> **What to produce**
From the entries below, return every line that includes the word "dinopoll".

Dataset rows describing interfaces:
BEGIN
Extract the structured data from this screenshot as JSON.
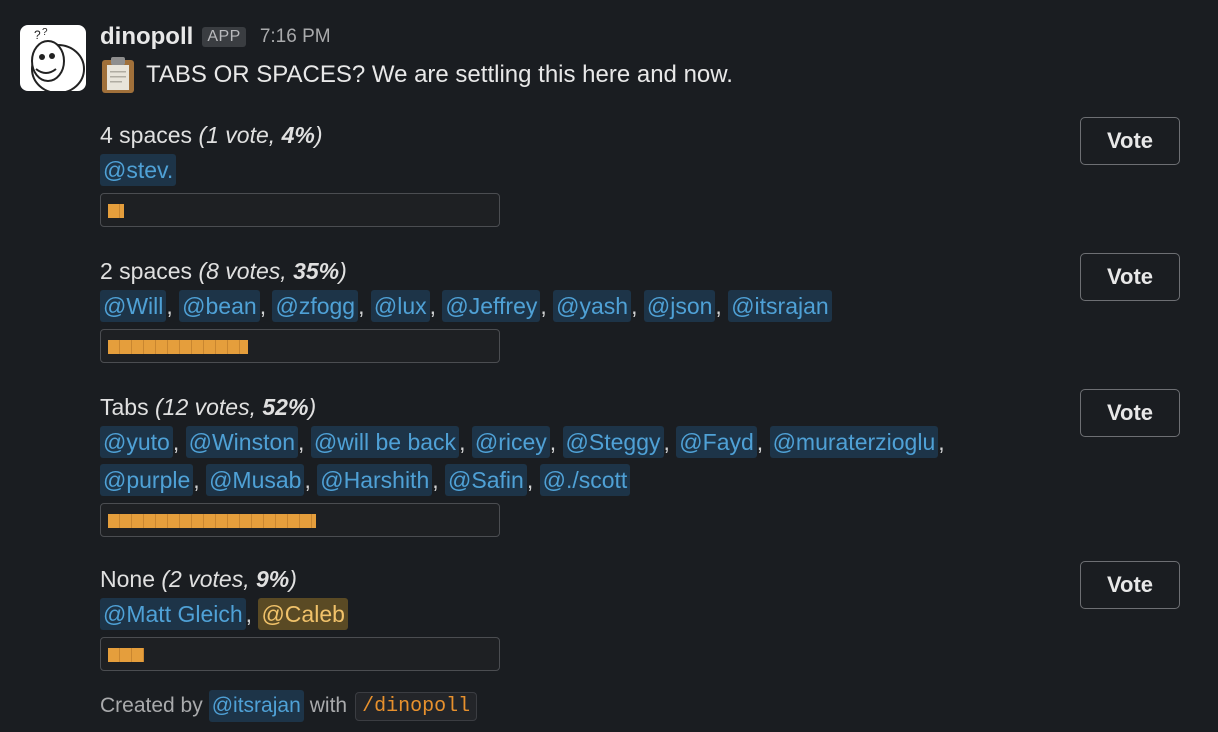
{
  "message": {
    "username": "dinopoll",
    "badge": "APP",
    "time": "7:16 PM",
    "title": "TABS OR SPACES? We are settling this here and now."
  },
  "options": [
    {
      "label": "4 spaces",
      "votes_text": "1 vote",
      "percent_text": "4%",
      "percent": 4,
      "voters": [
        "@stev."
      ],
      "vote_label": "Vote"
    },
    {
      "label": "2 spaces",
      "votes_text": "8 votes",
      "percent_text": "35%",
      "percent": 35,
      "voters": [
        "@Will",
        "@bean",
        "@zfogg",
        "@lux",
        "@Jeffrey",
        "@yash",
        "@json",
        "@itsrajan"
      ],
      "vote_label": "Vote"
    },
    {
      "label": "Tabs",
      "votes_text": "12 votes",
      "percent_text": "52%",
      "percent": 52,
      "voters": [
        "@yuto",
        "@Winston",
        "@will be back",
        "@ricey",
        "@Steggy",
        "@Fayd",
        "@muraterzioglu",
        "@purple",
        "@Musab",
        "@Harshith",
        "@Safin",
        "@./scott"
      ],
      "vote_label": "Vote"
    },
    {
      "label": "None",
      "votes_text": "2 votes",
      "percent_text": "9%",
      "percent": 9,
      "voters": [
        "@Matt Gleich",
        "@Caleb"
      ],
      "vote_label": "Vote"
    }
  ],
  "footer": {
    "prefix": "Created by",
    "creator": "@itsrajan",
    "middle": "with",
    "command": "/dinopoll"
  },
  "colors": {
    "background": "#1a1d21",
    "mention": "#4fa1d6",
    "mention_bg": "#1d3448",
    "self_mention": "#f1c26a",
    "bar_fill": "#e59e3c"
  },
  "icons": {
    "avatar": "dinosaur-avatar-icon",
    "title": "clipboard-icon"
  }
}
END
> **Solution to the exercise**
    "username": "dinopoll",
    "command": "/dinopoll"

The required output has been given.